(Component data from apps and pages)
----------

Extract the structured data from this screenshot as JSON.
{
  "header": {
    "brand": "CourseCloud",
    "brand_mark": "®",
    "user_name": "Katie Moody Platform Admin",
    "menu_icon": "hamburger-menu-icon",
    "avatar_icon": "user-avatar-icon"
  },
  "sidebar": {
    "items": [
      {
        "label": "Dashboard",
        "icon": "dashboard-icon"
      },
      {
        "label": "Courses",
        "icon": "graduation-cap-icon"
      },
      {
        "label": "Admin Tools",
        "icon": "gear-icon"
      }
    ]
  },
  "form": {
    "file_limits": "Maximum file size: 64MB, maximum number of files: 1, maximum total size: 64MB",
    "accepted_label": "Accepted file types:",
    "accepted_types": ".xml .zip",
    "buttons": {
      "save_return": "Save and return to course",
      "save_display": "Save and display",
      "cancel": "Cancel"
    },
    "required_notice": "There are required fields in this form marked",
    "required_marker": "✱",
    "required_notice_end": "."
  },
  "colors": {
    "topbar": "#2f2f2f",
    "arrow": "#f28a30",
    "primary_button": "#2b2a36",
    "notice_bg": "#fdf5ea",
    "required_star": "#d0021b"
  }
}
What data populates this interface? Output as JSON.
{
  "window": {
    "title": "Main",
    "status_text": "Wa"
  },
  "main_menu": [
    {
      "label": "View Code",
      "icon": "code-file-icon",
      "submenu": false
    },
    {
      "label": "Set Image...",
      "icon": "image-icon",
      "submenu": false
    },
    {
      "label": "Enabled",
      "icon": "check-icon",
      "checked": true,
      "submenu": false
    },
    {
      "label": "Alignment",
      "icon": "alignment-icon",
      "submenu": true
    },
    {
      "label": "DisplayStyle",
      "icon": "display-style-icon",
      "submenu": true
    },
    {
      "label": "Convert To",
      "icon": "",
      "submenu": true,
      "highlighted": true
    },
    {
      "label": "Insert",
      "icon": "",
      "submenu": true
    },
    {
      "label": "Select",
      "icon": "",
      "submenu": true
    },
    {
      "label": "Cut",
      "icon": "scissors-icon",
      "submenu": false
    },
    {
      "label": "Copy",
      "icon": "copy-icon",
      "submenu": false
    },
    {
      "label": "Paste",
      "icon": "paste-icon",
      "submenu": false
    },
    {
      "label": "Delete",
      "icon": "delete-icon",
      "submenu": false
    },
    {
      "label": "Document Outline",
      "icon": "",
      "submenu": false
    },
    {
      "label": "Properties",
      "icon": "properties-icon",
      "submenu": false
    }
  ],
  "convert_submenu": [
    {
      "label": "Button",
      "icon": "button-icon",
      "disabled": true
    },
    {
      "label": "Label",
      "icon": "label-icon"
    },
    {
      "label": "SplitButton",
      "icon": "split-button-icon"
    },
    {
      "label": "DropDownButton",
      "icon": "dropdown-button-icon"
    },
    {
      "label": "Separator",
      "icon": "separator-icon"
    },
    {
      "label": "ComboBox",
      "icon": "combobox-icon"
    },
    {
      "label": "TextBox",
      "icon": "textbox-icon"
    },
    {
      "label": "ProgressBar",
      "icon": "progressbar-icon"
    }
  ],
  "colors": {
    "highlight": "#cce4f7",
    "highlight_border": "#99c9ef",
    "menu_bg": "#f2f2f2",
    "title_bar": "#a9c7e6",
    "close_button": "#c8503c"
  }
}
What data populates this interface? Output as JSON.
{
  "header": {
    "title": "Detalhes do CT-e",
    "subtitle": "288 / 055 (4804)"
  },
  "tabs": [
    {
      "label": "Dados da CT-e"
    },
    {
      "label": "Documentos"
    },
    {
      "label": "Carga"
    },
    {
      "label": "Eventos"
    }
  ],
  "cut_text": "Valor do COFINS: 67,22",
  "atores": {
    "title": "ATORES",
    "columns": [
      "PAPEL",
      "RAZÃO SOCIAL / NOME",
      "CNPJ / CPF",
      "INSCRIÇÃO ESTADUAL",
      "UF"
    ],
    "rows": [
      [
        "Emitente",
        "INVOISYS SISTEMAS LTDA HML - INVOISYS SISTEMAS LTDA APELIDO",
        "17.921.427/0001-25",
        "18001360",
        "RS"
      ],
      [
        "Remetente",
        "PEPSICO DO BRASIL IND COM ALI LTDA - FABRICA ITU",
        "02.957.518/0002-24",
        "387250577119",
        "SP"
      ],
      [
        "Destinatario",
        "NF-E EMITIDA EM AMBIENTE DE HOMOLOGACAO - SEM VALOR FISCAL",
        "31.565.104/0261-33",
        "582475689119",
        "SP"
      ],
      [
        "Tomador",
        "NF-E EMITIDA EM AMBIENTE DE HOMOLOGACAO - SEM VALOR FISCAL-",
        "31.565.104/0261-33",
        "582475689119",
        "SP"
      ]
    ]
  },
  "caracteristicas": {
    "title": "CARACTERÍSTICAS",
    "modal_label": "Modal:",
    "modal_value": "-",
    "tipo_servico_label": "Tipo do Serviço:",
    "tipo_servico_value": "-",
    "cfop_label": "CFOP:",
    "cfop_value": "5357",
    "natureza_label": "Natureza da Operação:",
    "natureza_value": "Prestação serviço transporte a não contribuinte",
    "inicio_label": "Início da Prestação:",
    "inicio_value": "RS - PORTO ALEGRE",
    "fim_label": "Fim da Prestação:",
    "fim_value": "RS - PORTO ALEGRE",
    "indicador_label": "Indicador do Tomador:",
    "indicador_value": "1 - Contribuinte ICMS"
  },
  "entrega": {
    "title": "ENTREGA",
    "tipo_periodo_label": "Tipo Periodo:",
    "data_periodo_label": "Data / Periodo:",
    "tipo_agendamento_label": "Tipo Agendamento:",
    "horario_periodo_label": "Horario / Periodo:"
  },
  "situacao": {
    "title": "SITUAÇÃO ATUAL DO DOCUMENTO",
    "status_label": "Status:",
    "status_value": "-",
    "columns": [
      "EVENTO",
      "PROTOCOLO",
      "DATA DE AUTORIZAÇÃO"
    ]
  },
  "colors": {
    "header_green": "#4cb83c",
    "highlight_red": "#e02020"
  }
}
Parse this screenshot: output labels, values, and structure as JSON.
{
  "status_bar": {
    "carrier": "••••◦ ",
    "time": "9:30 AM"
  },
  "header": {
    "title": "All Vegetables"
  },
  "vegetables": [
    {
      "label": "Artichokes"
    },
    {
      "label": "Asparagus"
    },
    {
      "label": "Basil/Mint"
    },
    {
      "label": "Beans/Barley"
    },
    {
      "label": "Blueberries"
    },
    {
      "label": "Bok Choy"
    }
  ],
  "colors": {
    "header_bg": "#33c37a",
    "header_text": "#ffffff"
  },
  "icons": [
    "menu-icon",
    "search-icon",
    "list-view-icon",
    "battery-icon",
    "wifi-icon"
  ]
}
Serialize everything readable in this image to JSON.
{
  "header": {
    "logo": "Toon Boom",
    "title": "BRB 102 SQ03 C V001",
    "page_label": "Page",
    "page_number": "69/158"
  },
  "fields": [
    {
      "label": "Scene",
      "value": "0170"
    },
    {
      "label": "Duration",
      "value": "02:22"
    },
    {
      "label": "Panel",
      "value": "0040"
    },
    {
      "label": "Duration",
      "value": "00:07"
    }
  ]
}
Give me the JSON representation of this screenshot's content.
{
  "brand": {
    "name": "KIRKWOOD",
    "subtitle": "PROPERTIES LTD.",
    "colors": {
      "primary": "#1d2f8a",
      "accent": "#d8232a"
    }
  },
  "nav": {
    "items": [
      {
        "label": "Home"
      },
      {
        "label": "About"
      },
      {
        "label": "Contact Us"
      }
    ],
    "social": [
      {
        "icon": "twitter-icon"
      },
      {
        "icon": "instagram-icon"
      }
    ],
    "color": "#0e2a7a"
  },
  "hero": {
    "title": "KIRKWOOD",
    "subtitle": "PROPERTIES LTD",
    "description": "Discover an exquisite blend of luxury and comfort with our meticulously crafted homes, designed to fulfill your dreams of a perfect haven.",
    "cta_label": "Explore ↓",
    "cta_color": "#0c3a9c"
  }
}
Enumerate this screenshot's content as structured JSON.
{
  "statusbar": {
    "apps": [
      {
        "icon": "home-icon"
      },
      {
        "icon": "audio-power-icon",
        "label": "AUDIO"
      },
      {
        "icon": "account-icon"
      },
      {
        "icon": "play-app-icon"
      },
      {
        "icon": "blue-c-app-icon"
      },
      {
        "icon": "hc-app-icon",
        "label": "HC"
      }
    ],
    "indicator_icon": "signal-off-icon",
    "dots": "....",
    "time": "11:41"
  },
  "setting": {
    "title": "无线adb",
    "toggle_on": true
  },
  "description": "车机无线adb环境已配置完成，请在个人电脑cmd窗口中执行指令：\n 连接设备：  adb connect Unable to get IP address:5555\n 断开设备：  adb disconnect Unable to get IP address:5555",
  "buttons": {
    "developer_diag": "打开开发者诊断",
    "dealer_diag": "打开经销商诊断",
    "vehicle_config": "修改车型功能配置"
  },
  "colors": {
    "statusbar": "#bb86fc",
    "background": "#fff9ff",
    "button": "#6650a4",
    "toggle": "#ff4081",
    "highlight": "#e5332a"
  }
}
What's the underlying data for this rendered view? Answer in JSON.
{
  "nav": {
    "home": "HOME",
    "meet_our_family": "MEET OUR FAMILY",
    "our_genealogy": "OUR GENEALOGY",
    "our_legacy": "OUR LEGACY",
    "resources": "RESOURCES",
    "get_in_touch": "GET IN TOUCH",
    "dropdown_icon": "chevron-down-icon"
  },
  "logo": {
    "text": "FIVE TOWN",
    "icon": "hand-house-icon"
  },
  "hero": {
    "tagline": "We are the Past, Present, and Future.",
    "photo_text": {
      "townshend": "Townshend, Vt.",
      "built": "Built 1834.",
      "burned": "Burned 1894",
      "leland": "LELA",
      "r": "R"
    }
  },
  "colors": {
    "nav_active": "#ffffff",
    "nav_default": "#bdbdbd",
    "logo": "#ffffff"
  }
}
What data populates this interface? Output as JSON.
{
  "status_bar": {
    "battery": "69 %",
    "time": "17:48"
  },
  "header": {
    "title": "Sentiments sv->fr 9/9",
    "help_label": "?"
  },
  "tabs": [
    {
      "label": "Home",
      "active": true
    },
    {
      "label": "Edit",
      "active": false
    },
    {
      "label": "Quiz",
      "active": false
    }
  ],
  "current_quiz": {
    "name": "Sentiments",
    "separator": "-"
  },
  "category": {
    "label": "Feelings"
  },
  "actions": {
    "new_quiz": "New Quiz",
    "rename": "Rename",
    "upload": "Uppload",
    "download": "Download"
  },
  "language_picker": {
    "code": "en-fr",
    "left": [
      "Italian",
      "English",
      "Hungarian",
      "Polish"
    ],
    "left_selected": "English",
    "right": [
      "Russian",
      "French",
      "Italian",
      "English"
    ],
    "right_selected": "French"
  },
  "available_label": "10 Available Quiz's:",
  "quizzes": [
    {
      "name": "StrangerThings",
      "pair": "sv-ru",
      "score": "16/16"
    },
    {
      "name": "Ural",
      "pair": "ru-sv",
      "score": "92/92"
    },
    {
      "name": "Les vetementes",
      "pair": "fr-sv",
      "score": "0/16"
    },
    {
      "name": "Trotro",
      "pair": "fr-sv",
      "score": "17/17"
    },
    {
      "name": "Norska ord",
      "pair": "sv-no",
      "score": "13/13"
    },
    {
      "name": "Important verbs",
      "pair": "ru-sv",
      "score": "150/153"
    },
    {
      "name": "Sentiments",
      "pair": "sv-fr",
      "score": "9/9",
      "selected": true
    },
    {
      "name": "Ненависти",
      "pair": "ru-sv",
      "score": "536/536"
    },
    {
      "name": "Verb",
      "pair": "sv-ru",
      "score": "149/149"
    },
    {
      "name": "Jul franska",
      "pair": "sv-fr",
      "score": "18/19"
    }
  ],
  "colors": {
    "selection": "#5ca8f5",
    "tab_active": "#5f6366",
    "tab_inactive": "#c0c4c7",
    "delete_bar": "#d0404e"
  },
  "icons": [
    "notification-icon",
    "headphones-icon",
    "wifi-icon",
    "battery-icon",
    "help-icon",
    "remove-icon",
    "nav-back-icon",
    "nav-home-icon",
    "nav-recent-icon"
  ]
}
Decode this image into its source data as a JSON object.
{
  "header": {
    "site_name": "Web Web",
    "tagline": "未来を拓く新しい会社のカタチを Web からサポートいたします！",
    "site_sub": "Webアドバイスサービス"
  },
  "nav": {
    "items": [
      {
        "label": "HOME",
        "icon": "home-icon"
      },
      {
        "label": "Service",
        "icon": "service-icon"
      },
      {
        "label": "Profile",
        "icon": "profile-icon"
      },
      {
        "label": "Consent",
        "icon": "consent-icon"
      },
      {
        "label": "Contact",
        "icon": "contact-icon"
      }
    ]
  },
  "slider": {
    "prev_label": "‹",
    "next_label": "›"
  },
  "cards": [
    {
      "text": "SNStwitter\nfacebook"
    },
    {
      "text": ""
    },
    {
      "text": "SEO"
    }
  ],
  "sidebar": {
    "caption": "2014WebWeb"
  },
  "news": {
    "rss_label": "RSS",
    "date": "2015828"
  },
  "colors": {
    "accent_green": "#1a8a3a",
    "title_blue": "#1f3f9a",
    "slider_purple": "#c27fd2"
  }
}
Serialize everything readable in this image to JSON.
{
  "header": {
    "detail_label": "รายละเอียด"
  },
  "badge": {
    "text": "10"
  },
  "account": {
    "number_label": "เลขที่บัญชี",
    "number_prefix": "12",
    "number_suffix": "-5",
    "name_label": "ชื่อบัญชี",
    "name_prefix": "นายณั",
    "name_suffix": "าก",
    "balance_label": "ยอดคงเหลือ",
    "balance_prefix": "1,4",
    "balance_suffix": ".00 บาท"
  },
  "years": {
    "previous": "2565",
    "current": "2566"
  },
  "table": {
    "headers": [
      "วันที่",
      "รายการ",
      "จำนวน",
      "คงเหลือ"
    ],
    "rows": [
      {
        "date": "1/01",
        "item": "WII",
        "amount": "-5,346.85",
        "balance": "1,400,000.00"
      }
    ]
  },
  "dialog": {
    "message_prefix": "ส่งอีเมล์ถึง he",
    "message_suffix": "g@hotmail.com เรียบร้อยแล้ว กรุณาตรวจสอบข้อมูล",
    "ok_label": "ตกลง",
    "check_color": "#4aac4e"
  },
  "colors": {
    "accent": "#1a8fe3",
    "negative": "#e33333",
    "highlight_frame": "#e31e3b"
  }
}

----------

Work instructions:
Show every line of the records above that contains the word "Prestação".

Final answer:
    "natureza_value": "Prestação serviço transporte a não contribuinte",
    "inicio_label": "Início da Prestação:",
    "fim_label": "Fim da Prestação:",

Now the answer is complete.